** Work to be completed **
Look through the entries below and report every line that has "Системный".

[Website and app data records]

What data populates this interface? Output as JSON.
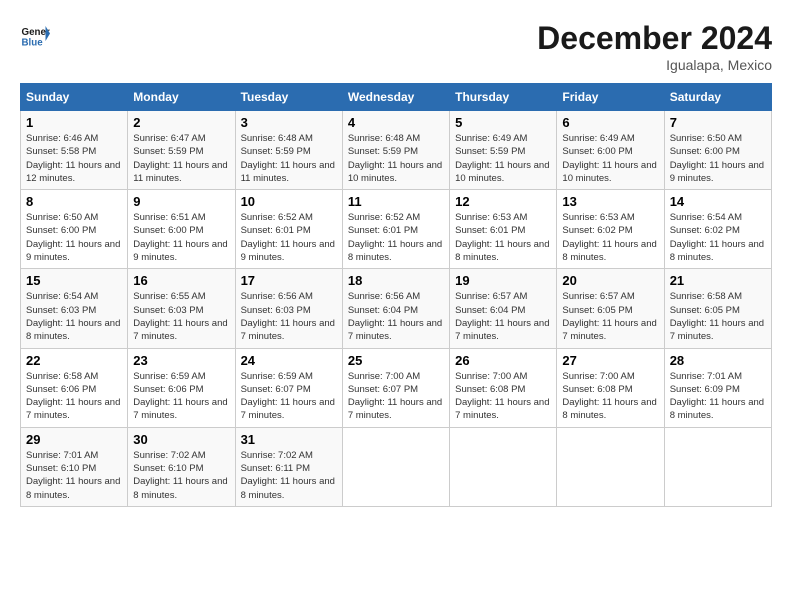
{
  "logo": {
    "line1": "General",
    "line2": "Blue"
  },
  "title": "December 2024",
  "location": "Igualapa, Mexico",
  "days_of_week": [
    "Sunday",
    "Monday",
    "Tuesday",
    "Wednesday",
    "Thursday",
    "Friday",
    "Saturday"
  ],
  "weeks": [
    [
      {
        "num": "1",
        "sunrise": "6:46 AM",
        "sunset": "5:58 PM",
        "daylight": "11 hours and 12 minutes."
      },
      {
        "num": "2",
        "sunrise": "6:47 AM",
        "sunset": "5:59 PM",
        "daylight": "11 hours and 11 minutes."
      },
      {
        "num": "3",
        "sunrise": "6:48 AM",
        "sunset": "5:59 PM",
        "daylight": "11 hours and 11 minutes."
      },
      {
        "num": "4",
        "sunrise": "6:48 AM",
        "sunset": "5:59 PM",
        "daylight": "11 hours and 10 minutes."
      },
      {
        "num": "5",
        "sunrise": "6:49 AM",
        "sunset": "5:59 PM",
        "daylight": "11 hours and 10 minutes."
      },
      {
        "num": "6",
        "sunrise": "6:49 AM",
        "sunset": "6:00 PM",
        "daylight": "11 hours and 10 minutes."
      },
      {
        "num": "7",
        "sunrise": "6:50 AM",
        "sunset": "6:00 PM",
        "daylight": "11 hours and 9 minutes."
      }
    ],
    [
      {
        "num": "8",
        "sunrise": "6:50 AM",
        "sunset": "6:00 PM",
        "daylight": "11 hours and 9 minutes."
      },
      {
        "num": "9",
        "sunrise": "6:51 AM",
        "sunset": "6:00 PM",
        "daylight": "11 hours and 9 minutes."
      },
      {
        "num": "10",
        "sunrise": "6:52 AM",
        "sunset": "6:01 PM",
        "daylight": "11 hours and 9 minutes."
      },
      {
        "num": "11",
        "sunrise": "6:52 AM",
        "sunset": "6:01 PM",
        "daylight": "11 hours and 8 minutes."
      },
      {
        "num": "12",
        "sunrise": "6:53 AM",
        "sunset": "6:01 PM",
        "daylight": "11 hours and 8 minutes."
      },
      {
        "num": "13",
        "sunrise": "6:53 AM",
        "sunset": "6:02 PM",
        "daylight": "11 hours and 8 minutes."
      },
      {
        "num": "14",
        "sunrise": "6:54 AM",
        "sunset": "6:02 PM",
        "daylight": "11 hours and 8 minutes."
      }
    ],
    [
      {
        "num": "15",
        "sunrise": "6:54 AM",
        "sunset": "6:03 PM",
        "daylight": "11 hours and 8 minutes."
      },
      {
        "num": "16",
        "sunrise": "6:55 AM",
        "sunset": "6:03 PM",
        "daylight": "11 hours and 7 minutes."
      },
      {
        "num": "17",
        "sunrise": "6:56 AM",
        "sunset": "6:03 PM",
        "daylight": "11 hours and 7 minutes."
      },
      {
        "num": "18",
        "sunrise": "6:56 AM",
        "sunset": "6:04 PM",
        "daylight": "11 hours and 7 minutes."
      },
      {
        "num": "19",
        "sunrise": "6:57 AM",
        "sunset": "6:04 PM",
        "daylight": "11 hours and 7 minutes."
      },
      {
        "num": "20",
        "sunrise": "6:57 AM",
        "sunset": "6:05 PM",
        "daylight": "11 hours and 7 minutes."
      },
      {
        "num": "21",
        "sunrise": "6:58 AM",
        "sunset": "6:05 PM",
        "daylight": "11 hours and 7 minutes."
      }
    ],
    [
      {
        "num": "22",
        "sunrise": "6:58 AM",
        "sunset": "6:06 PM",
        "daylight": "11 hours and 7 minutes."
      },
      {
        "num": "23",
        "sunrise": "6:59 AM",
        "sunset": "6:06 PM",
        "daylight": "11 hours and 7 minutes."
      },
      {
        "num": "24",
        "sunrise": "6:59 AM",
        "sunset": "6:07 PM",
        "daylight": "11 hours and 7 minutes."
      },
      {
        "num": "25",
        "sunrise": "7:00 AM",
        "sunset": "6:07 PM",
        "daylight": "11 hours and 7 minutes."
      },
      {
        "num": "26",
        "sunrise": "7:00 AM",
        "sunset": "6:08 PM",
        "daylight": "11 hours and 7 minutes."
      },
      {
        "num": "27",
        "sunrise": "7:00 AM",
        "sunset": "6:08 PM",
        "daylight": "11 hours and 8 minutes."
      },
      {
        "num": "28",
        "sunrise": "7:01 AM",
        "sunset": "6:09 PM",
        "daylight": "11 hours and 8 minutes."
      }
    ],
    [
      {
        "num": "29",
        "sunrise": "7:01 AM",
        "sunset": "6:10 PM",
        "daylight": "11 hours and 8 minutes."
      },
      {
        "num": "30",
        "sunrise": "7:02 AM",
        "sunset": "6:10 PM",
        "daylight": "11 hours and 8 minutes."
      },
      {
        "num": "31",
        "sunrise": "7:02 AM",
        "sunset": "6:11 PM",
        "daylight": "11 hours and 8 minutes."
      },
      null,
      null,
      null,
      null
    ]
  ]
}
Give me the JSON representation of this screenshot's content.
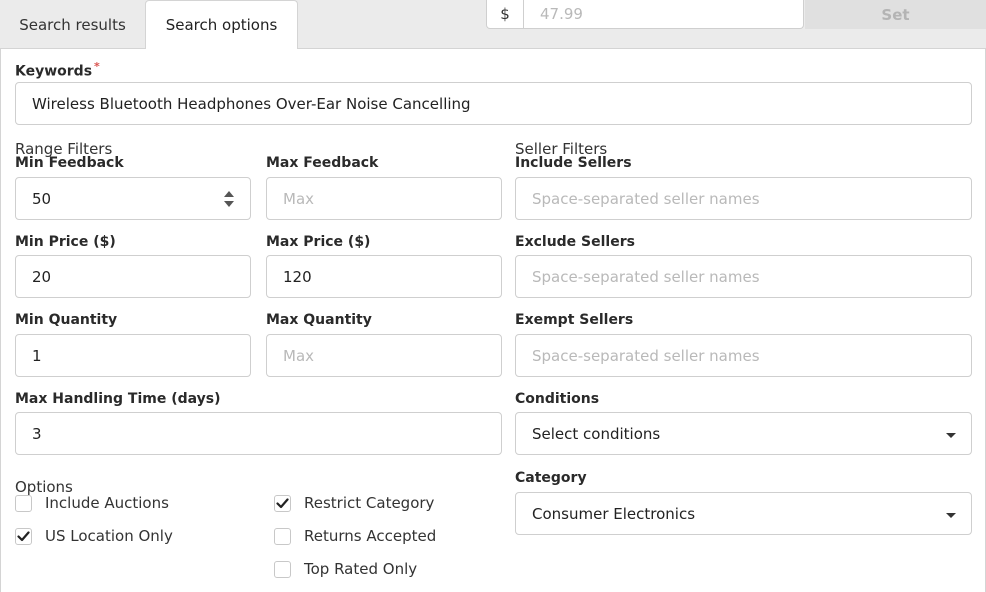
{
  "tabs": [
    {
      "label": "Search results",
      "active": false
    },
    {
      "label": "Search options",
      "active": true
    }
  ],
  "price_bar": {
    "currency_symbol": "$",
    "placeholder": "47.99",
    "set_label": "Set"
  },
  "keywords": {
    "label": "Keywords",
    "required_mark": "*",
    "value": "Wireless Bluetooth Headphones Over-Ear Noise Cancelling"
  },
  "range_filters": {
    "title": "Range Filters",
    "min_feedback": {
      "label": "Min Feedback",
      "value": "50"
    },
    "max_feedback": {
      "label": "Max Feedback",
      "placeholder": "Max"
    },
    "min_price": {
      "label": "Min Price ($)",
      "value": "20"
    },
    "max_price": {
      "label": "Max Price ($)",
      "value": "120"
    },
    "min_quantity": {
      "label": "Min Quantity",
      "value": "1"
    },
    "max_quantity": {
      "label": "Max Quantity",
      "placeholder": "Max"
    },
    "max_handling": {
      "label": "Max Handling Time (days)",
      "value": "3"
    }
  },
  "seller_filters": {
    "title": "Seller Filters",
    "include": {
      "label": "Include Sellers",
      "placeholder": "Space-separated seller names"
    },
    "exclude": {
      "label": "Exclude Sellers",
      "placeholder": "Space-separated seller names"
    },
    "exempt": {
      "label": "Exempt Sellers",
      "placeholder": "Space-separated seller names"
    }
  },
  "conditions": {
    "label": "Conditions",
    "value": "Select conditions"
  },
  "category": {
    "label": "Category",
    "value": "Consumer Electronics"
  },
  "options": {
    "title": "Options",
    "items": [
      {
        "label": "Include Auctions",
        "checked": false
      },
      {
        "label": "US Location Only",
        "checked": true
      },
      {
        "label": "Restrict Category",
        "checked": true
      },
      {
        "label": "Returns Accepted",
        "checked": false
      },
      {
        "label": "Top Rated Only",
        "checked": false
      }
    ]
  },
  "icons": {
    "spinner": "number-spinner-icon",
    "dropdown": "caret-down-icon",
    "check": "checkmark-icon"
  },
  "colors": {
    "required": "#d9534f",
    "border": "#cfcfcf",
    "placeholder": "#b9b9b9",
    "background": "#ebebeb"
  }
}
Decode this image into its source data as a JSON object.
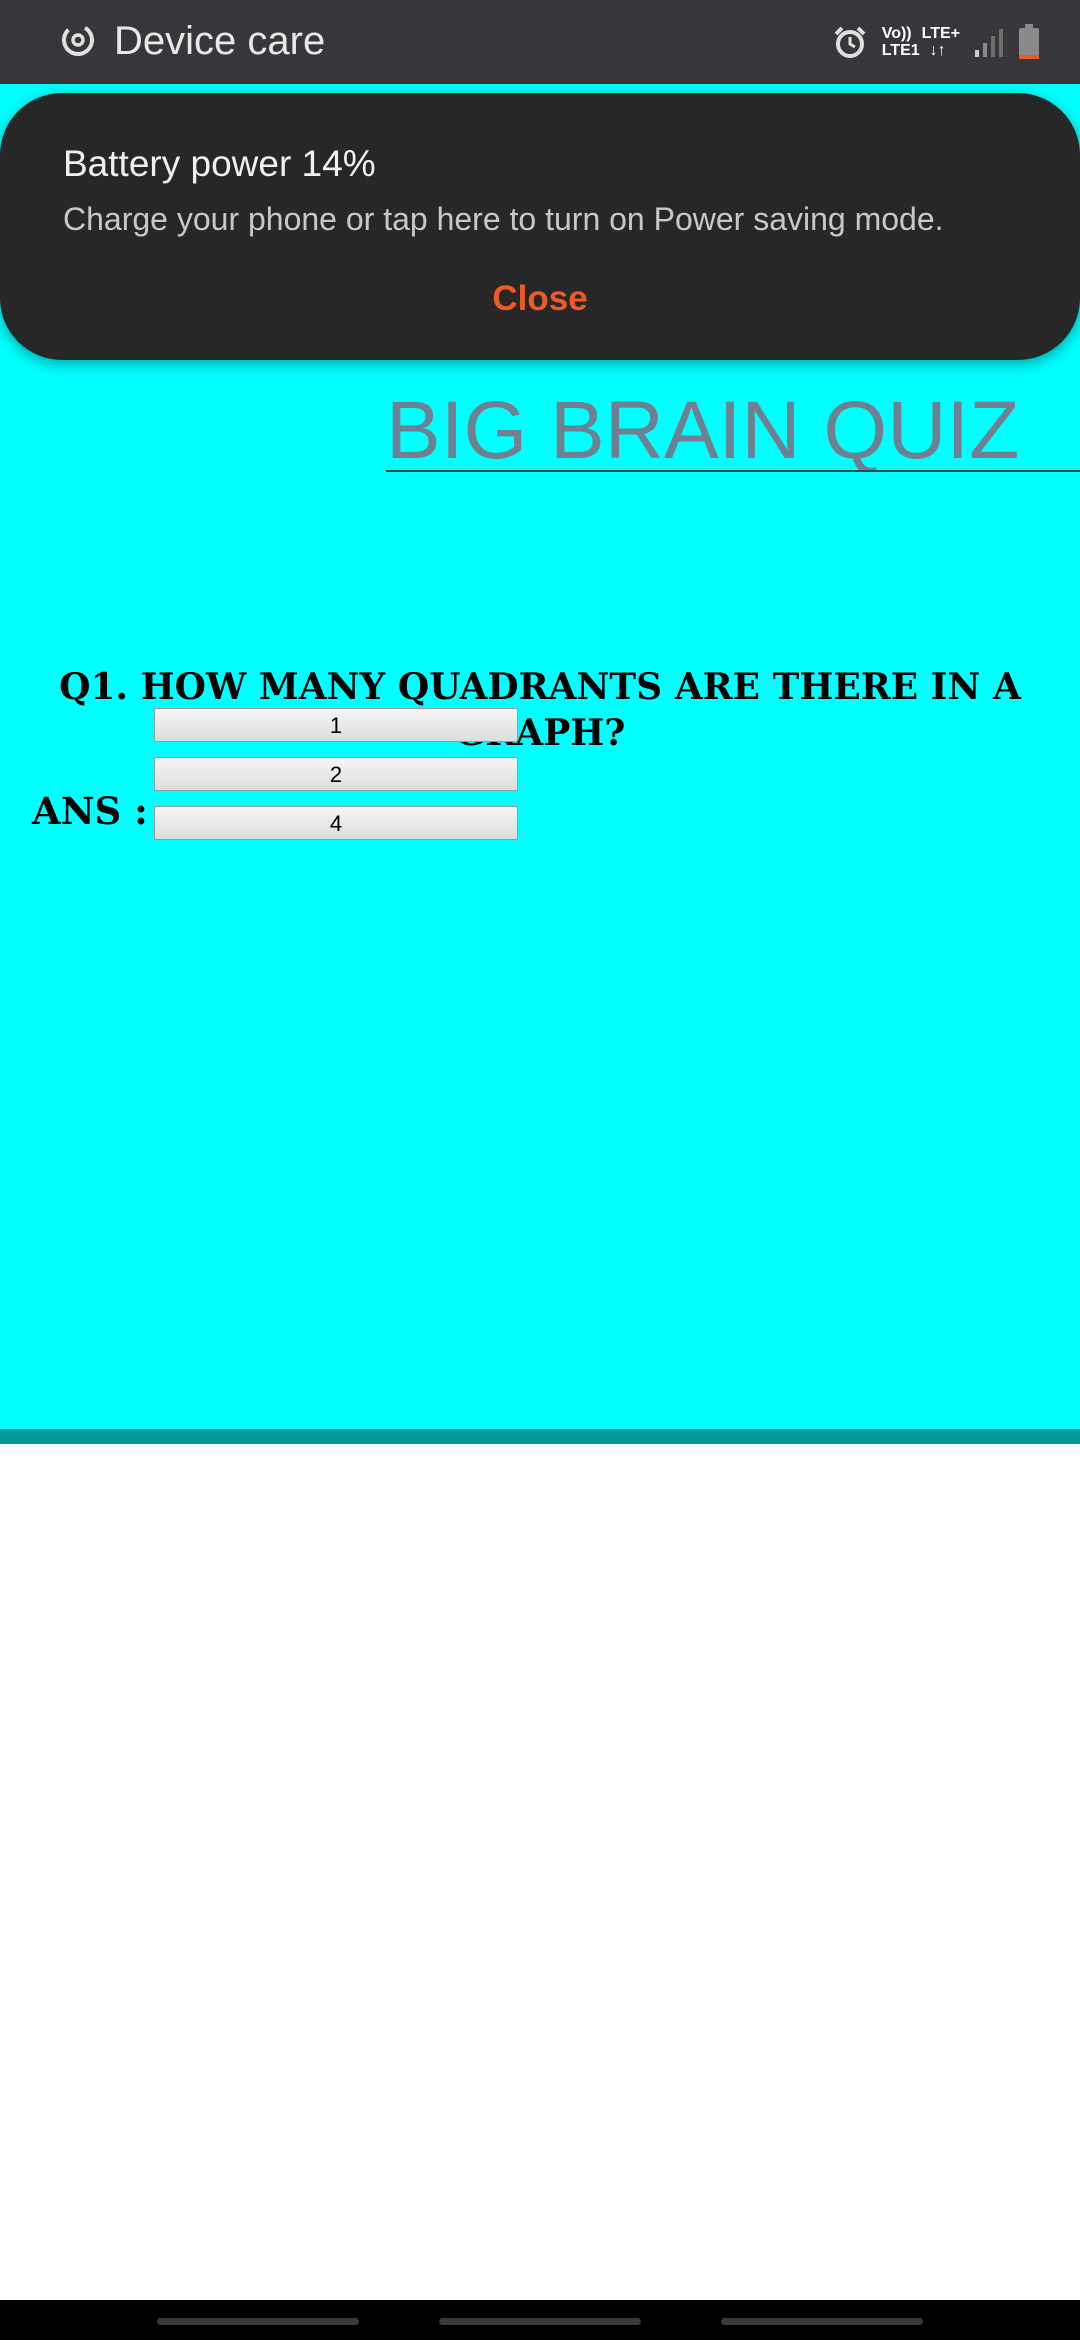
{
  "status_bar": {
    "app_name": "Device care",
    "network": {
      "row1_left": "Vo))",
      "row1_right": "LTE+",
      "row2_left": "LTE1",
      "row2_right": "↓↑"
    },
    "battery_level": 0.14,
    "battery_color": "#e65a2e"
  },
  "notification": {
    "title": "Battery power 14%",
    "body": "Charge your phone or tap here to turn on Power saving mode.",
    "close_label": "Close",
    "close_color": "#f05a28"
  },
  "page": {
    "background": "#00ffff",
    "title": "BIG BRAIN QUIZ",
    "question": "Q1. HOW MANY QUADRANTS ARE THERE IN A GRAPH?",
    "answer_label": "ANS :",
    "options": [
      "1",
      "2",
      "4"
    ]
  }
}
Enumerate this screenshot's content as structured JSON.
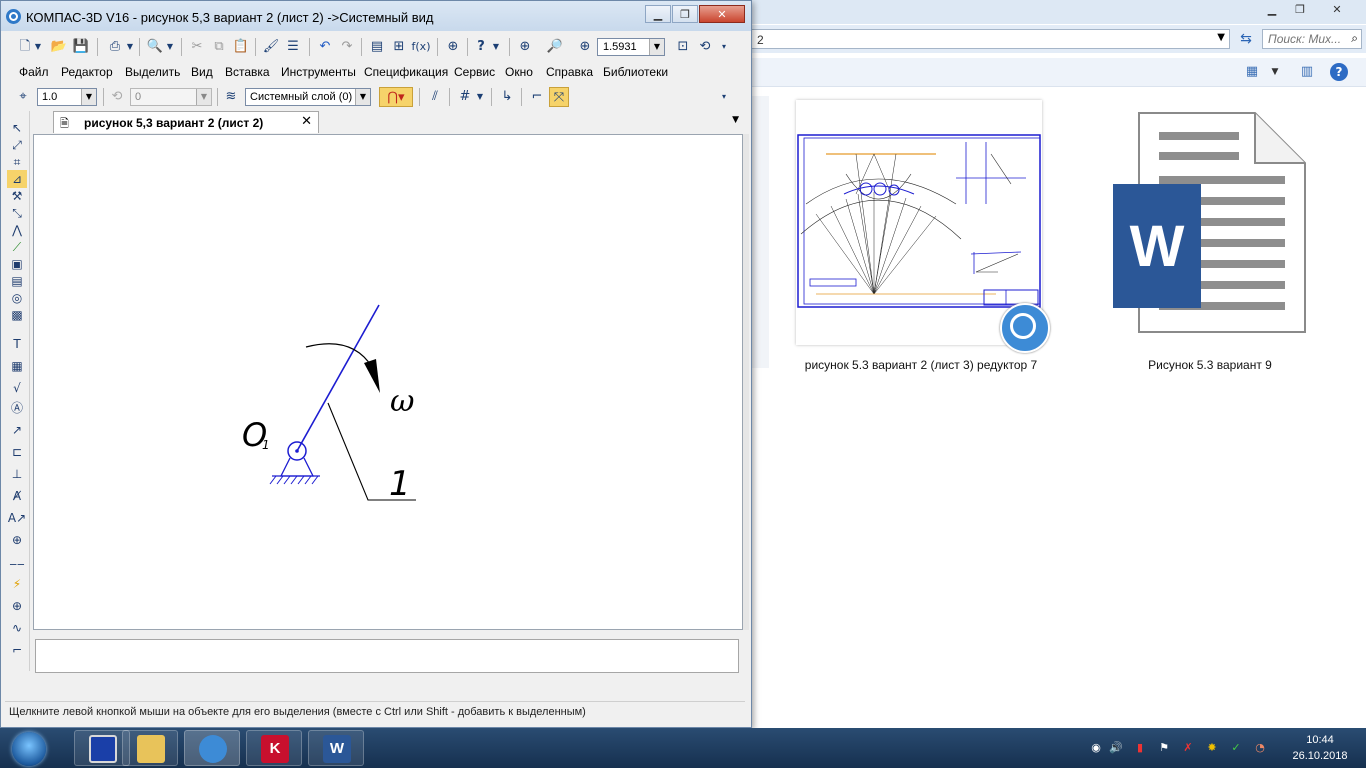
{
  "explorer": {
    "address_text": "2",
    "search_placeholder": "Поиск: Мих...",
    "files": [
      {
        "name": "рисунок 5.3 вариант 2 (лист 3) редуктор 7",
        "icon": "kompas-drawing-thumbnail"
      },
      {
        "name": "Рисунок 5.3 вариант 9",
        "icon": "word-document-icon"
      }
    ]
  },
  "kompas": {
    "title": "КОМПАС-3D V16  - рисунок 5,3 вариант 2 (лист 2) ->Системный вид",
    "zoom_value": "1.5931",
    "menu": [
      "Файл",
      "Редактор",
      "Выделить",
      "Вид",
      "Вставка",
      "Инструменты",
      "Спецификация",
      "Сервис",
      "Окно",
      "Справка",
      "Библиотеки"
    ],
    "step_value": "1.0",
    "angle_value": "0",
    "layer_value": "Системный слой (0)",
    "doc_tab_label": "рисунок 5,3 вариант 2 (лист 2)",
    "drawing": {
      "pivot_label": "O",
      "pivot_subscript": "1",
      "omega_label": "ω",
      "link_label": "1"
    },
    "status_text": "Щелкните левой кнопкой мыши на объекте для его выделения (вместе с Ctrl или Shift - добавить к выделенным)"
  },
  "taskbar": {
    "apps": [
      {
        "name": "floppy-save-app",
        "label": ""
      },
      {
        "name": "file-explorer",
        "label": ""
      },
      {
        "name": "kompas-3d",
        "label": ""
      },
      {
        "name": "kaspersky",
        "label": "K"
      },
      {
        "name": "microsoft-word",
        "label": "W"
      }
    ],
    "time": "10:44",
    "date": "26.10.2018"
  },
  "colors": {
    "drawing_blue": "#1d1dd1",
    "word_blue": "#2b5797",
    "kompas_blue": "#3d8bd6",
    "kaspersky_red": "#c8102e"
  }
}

** Answer to this task **
    "title": "КОМПАС-3D V16  - рисунок 5,3 вариант 2 (лист 2) ->Системный вид",
    "layer_value": "Системный слой (0)",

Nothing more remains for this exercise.